Data items:
————————
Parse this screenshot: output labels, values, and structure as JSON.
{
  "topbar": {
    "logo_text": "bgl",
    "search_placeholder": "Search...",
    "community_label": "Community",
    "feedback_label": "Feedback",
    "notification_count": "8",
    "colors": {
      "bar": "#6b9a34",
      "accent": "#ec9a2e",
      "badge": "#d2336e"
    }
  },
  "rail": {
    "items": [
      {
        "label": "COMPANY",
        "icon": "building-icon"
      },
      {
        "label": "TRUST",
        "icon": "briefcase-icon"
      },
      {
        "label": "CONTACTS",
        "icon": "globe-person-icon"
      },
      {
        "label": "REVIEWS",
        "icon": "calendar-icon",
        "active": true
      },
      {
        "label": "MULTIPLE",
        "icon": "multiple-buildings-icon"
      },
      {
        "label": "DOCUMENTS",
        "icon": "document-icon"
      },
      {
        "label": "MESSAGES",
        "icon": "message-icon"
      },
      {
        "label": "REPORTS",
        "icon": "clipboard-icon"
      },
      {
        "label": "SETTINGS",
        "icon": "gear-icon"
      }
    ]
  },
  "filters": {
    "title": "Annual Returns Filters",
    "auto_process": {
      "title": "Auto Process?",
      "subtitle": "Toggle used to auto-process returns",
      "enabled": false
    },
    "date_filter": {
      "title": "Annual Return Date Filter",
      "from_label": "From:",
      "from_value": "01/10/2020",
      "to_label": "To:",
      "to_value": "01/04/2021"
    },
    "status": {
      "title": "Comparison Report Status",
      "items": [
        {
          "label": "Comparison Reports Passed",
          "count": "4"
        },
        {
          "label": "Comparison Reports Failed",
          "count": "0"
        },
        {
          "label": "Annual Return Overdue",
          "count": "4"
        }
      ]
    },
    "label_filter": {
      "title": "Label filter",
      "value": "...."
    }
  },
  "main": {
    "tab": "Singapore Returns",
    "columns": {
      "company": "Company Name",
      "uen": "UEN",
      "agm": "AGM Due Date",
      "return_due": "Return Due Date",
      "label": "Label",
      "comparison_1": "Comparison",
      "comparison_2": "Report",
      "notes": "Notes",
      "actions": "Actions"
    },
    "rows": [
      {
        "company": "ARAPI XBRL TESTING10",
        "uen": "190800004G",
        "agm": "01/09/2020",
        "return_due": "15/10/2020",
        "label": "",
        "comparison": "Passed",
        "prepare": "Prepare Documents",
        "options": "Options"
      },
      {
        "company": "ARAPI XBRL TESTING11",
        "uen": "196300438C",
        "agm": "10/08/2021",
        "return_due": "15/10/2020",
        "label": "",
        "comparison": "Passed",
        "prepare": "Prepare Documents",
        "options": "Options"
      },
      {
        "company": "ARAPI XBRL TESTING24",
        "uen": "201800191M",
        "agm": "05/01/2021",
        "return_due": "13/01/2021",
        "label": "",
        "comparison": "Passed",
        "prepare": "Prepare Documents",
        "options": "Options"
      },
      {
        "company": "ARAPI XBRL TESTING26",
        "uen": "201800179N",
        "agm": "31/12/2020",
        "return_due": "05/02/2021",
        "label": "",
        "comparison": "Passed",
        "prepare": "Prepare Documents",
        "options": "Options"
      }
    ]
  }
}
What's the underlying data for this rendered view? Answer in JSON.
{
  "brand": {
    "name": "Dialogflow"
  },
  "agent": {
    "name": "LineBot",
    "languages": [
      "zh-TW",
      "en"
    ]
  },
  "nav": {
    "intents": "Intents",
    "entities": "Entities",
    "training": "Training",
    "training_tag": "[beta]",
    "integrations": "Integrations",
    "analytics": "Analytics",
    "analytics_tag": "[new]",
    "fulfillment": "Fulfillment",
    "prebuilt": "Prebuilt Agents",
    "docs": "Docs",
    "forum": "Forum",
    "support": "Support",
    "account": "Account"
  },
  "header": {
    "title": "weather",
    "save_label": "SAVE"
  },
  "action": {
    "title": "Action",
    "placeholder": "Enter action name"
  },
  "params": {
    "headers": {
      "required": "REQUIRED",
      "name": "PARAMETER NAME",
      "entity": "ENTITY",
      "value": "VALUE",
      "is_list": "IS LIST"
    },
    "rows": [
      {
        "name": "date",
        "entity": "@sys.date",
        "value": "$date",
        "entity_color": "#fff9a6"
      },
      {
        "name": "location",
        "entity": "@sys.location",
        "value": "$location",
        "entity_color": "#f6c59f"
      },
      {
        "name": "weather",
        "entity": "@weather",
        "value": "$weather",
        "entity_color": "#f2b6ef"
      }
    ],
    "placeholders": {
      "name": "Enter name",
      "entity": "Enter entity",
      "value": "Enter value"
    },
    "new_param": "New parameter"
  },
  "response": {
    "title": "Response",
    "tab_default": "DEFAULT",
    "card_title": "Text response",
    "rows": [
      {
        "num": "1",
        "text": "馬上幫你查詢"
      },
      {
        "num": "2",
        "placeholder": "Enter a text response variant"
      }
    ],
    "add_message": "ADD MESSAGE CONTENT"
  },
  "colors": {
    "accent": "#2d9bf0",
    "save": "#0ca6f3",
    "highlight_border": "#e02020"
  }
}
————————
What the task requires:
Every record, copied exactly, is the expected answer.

Reply to the task:
Parse this screenshot: output labels, values, and structure as JSON.
{
  "topbar": {
    "logo_text": "bgl",
    "search_placeholder": "Search...",
    "community_label": "Community",
    "feedback_label": "Feedback",
    "notification_count": "8",
    "colors": {
      "bar": "#6b9a34",
      "accent": "#ec9a2e",
      "badge": "#d2336e"
    }
  },
  "rail": {
    "items": [
      {
        "label": "COMPANY",
        "icon": "building-icon"
      },
      {
        "label": "TRUST",
        "icon": "briefcase-icon"
      },
      {
        "label": "CONTACTS",
        "icon": "globe-person-icon"
      },
      {
        "label": "REVIEWS",
        "icon": "calendar-icon",
        "active": true
      },
      {
        "label": "MULTIPLE",
        "icon": "multiple-buildings-icon"
      },
      {
        "label": "DOCUMENTS",
        "icon": "document-icon"
      },
      {
        "label": "MESSAGES",
        "icon": "message-icon"
      },
      {
        "label": "REPORTS",
        "icon": "clipboard-icon"
      },
      {
        "label": "SETTINGS",
        "icon": "gear-icon"
      }
    ]
  },
  "filters": {
    "title": "Annual Returns Filters",
    "auto_process": {
      "title": "Auto Process?",
      "subtitle": "Toggle used to auto-process returns",
      "enabled": false
    },
    "date_filter": {
      "title": "Annual Return Date Filter",
      "from_label": "From:",
      "from_value": "01/10/2020",
      "to_label": "To:",
      "to_value": "01/04/2021"
    },
    "status": {
      "title": "Comparison Report Status",
      "items": [
        {
          "label": "Comparison Reports Passed",
          "count": "4"
        },
        {
          "label": "Comparison Reports Failed",
          "count": "0"
        },
        {
          "label": "Annual Return Overdue",
          "count": "4"
        }
      ]
    },
    "label_filter": {
      "title": "Label filter",
      "value": "...."
    }
  },
  "main": {
    "tab": "Singapore Returns",
    "columns": {
      "company": "Company Name",
      "uen": "UEN",
      "agm": "AGM Due Date",
      "return_due": "Return Due Date",
      "label": "Label",
      "comparison_1": "Comparison",
      "comparison_2": "Report",
      "notes": "Notes",
      "actions": "Actions"
    },
    "rows": [
      {
        "company": "ARAPI XBRL TESTING10",
        "uen": "190800004G",
        "agm": "01/09/2020",
        "return_due": "15/10/2020",
        "label": "",
        "comparison": "Passed",
        "prepare": "Prepare Documents",
        "options": "Options"
      },
      {
        "company": "ARAPI XBRL TESTING11",
        "uen": "196300438C",
        "agm": "10/08/2021",
        "return_due": "15/10/2020",
        "label": "",
        "comparison": "Passed",
        "prepare": "Prepare Documents",
        "options": "Options"
      },
      {
        "company": "ARAPI XBRL TESTING24",
        "uen": "201800191M",
        "agm": "05/01/2021",
        "return_due": "13/01/2021",
        "label": "",
        "comparison": "Passed",
        "prepare": "Prepare Documents",
        "options": "Options"
      },
      {
        "company": "ARAPI XBRL TESTING26",
        "uen": "201800179N",
        "agm": "31/12/2020",
        "return_due": "05/02/2021",
        "label": "",
        "comparison": "Passed",
        "prepare": "Prepare Documents",
        "options": "Options"
      }
    ]
  }
}
What's the underlying data for this rendered view? Answer in JSON.
{
  "brand": {
    "name": "Dialogflow"
  },
  "agent": {
    "name": "LineBot",
    "languages": [
      "zh-TW",
      "en"
    ]
  },
  "nav": {
    "intents": "Intents",
    "entities": "Entities",
    "training": "Training",
    "training_tag": "[beta]",
    "integrations": "Integrations",
    "analytics": "Analytics",
    "analytics_tag": "[new]",
    "fulfillment": "Fulfillment",
    "prebuilt": "Prebuilt Agents",
    "docs": "Docs",
    "forum": "Forum",
    "support": "Support",
    "account": "Account"
  },
  "header": {
    "title": "weather",
    "save_label": "SAVE"
  },
  "action": {
    "title": "Action",
    "placeholder": "Enter action name"
  },
  "params": {
    "headers": {
      "required": "REQUIRED",
      "name": "PARAMETER NAME",
      "entity": "ENTITY",
      "value": "VALUE",
      "is_list": "IS LIST"
    },
    "rows": [
      {
        "name": "date",
        "entity": "@sys.date",
        "value": "$date",
        "entity_color": "#fff9a6"
      },
      {
        "name": "location",
        "entity": "@sys.location",
        "value": "$location",
        "entity_color": "#f6c59f"
      },
      {
        "name": "weather",
        "entity": "@weather",
        "value": "$weather",
        "entity_color": "#f2b6ef"
      }
    ],
    "placeholders": {
      "name": "Enter name",
      "entity": "Enter entity",
      "value": "Enter value"
    },
    "new_param": "New parameter"
  },
  "response": {
    "title": "Response",
    "tab_default": "DEFAULT",
    "card_title": "Text response",
    "rows": [
      {
        "num": "1",
        "text": "馬上幫你查詢"
      },
      {
        "num": "2",
        "placeholder": "Enter a text response variant"
      }
    ],
    "add_message": "ADD MESSAGE CONTENT"
  },
  "colors": {
    "accent": "#2d9bf0",
    "save": "#0ca6f3",
    "highlight_border": "#e02020"
  }
}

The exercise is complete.